Driver’s license—If you lost your license solely because you couldn’t pay court-ordered damages caused in an ac-
cident, bankruptcy will allow you to get your license back.
Co-signers—If someone has co-signed a loan with you and you file for bankruptcy, the co-signer may have to pay
your debt. In a chapter 13, you may be able to protect co-signers, depending upon the terms of your chapter 13 plan.
Finding a Bankruptcy Attorney
As with any area of the law, it is important to carefully select an attorney who will respond to your personal
situation. The attorney should not be too busy to meet with you and answer questions as necessary.
One way to find a trustworthy bankruptcy attorney is to seek recommendations from family, friends or other
members of the community, especially any attorney you know and respect. You should carefully read retainers and
other documents that you are asked to sign.
Keep in mind that an attorney charging the lowest rate may or may not necessarily be the best. Many good
attorneys do not advertise at all.
Credit counseling may be a good idea if you are within $100-$200 per month of balancing your budget. The best
would be a non-profit organization such as Consumer Credit Counseling Service (4500 E. Broad St., Columbus). It is
not recommended that you retain a “debt relief/reduction” service as many of them do not immediately disburse funds
to your creditors which leads to debtors being sued and their wages garnished.
When first meeting a bankruptcy attorney, you should be prepared to answer the following questions:
• Which debts causing the most trouble?
• What are your assets, if any?
• Are there pending actions to garnish, foreclose, repossess you car or shut off utility service?
Bankruptcy is a complex subject, but hopefully, this pamphlet has answered many of your questions.

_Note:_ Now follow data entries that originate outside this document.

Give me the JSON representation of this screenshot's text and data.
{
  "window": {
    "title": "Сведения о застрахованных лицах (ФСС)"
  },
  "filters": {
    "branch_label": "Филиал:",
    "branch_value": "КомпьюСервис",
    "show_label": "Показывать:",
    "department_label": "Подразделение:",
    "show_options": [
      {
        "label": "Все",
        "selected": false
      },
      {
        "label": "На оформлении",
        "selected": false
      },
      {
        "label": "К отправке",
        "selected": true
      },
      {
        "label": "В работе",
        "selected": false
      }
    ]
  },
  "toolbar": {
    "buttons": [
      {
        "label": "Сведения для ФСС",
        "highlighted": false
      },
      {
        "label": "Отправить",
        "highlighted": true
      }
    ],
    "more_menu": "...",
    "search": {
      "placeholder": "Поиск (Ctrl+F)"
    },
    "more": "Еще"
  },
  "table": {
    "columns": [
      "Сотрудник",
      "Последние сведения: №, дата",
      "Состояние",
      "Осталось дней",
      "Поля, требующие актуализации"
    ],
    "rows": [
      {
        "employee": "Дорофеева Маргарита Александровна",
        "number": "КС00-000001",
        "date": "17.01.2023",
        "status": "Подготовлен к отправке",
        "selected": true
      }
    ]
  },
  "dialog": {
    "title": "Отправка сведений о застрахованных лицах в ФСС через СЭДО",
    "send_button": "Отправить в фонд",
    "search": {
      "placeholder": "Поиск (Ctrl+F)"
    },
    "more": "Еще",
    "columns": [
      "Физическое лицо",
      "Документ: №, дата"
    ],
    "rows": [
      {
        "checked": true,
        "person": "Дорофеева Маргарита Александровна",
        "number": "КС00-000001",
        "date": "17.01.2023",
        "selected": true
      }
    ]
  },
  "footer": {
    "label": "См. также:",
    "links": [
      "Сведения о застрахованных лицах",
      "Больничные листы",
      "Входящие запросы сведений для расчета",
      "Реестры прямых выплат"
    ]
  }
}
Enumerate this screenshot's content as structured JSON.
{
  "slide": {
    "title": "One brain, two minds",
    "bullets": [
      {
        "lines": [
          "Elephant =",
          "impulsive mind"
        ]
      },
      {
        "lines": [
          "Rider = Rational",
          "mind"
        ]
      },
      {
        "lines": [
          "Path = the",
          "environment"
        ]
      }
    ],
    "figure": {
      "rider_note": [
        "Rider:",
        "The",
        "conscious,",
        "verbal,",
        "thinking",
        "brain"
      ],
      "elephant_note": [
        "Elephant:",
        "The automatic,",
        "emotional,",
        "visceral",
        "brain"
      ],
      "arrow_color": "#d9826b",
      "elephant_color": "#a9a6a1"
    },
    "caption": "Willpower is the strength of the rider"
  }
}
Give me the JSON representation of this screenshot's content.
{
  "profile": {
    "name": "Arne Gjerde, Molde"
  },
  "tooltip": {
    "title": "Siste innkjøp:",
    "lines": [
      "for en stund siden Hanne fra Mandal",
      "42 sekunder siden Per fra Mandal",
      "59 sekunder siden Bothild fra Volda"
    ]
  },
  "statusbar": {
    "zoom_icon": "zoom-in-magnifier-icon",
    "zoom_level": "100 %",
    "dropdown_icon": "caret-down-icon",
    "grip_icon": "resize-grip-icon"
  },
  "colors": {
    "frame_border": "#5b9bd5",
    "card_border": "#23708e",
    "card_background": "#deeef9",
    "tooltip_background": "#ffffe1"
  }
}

For further
assistance, please contact a bankruptcy attorney, Consumer Credit Counseling Service or the National Consumer Law
Sources consulted for this pamphlet: National Consumer Law Center, Consumer Credit Counseling Service, applicable statutes and